Inviting Organizational Change: Lessons from Counseling Individuals

As challenging as it may be to motivate an individual to consider changing a personal behavior, inviting an organization to move towards change can be even more daunting. To motivate a clinical staff steeped in traditional addictions counseling techniques or what William Miller refers to as attack therapy can cause any supervising counselor or clinical director to age prematurely.

First, the literature seems to suggest that the process of change for an organization is similar to that followed by an individual. This means that the organization will need to pass through the stages or readiness just as an individual does. What is a bit more complex when contemplating change in an organization made up of individuals, however, is that different individuals in the organization will likely be at different stages of readiness to change. You will therefore need to target these different segments or "changers" of your organization separately. Depending on the size of the organization with which you are working, this may already have been done for you. If so, this enables you to move directly to designing interventions based on the mean stage of readiness to change in your target group or the segment of the organization with which you will be doing the training--more on this in a moment.

If, however, you are not sure of the stage of readiness to change in your target group, you may want to do a bit of assessment first, preferably prior to engaging your audience in any particular activities. You may find one of the SORtC (stages of readiness to change) tools to be useful, for example, see the SOCRATES or Stages of Change Readiness and Treatment Eagerness Scale (see Once you have a sense of which segments of the organization are at what stage of readiness to change, you can then tailor your interventions based on the SOCtC. To get a sense of “which” interventions work best with “what” stage of RTC, visit

Matching the “process of change” to the “stage of readiness” is very important given the task of facilitating change, be that when working with an individual or a group. If your target audience is in an earlier stages of RTC, then you are going to want to focus on consciousness raising, increasing awareness, social support, and related activities to move the audience toward an “ah ha” moment or epiphany. This can be done in a relatively short amount of time, but senior management or administration will need to understand your objective and more to the point, “why” you are doing it. Remember, managers tend to be more interested in “pushing” subordinates towards the change they believe needs to be made than “leading” employees towards personal growth and corporate development. 

When attempting to motivate individuals to change remember a few simply--although not necessarily easy to implement--steps:

  1. Although you may be able to lead a horse to water, but you cannot make it CAN salt the oats
  2. It is easier to motivate employees to move toward what they discover they want than away from what management no longer wish them to do
  3. Change happens in stages.
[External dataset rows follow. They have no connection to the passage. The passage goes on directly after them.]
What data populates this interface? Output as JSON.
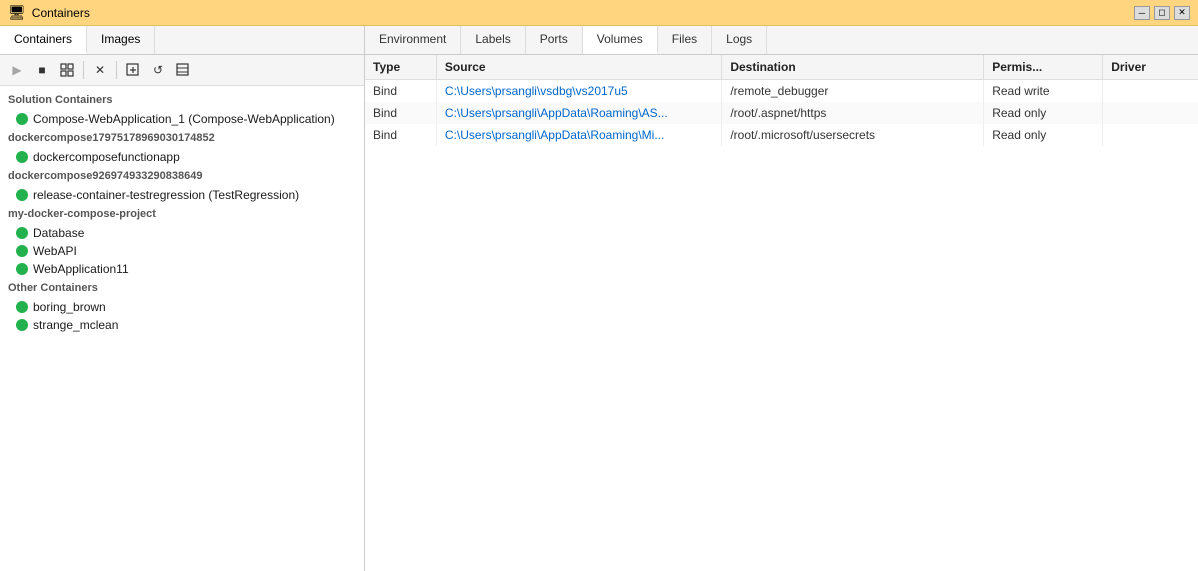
{
  "titleBar": {
    "title": "Containers",
    "controls": [
      "minimize",
      "restore",
      "close"
    ]
  },
  "leftPanel": {
    "tabs": [
      {
        "label": "Containers",
        "active": true
      },
      {
        "label": "Images",
        "active": false
      }
    ],
    "toolbar": {
      "buttons": [
        {
          "name": "play",
          "icon": "▶",
          "disabled": true
        },
        {
          "name": "stop",
          "icon": "■",
          "disabled": false
        },
        {
          "name": "attach",
          "icon": "⊞",
          "disabled": false
        },
        {
          "name": "delete",
          "icon": "✕",
          "disabled": false
        },
        {
          "name": "new",
          "icon": "⊡",
          "disabled": false
        },
        {
          "name": "refresh",
          "icon": "↺",
          "disabled": false
        },
        {
          "name": "more",
          "icon": "⊟",
          "disabled": false
        }
      ]
    },
    "groups": [
      {
        "name": "Solution Containers",
        "items": [
          {
            "label": "Compose-WebApplication_1 (Compose-WebApplication)",
            "running": true,
            "selected": false
          }
        ]
      },
      {
        "name": "dockercompose17975178969030174852",
        "items": [
          {
            "label": "dockercomposefunctionapp",
            "running": true,
            "selected": false
          }
        ]
      },
      {
        "name": "dockercompose9269749332908386​49",
        "items": [
          {
            "label": "release-container-testregression (TestRegression)",
            "running": true,
            "selected": false
          }
        ]
      },
      {
        "name": "my-docker-compose-project",
        "items": [
          {
            "label": "Database",
            "running": true,
            "selected": false
          },
          {
            "label": "WebAPI",
            "running": true,
            "selected": false
          },
          {
            "label": "WebApplication11",
            "running": true,
            "selected": false
          }
        ]
      },
      {
        "name": "Other Containers",
        "items": [
          {
            "label": "boring_brown",
            "running": true,
            "selected": false
          },
          {
            "label": "strange_mclean",
            "running": true,
            "selected": false
          }
        ]
      }
    ]
  },
  "rightPanel": {
    "tabs": [
      {
        "label": "Environment",
        "active": false
      },
      {
        "label": "Labels",
        "active": false
      },
      {
        "label": "Ports",
        "active": false
      },
      {
        "label": "Volumes",
        "active": true
      },
      {
        "label": "Files",
        "active": false
      },
      {
        "label": "Logs",
        "active": false
      }
    ],
    "table": {
      "columns": [
        {
          "label": "Type",
          "key": "type"
        },
        {
          "label": "Source",
          "key": "source"
        },
        {
          "label": "Destination",
          "key": "destination"
        },
        {
          "label": "Permis...",
          "key": "permissions"
        },
        {
          "label": "Driver",
          "key": "driver"
        }
      ],
      "rows": [
        {
          "type": "Bind",
          "source": "C:\\Users\\prsangli\\vsdbg\\vs2017u5",
          "sourceDisplay": "C:\\Users\\prsangli\\vsdbg\\vs2017u5",
          "destination": "/remote_debugger",
          "permissions": "Read write",
          "driver": "",
          "isLink": true
        },
        {
          "type": "Bind",
          "source": "C:\\Users\\prsangli\\AppData\\Roaming\\AS...",
          "sourceDisplay": "C:\\Users\\prsangli\\AppData\\Roaming\\AS...",
          "destination": "/root/.aspnet/https",
          "permissions": "Read only",
          "driver": "",
          "isLink": true
        },
        {
          "type": "Bind",
          "source": "C:\\Users\\prsangli\\AppData\\Roaming\\Mi...",
          "sourceDisplay": "C:\\Users\\prsangli\\AppData\\Roaming\\Mi...",
          "destination": "/root/.microsoft/usersecrets",
          "permissions": "Read only",
          "driver": "",
          "isLink": true
        }
      ]
    }
  }
}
The objective of change is to move from their current stage to the next stage on the continuum, not the last stage
  4. As William Miller suggests, when considering motivating individuals to change you have two choices of how to proceed: you can wrestle with them or you can dance with them...Dancing with the Stars is always more productive than WW Smack Down
  5. Remember Sandra Anice Barnes' line from Life is the Way It Is, "It is so hard when I have to, and so easy when I want to." Our task as agents of change is to invite individuals to "want to."
What do you think?
Dr. Robert


Blog archive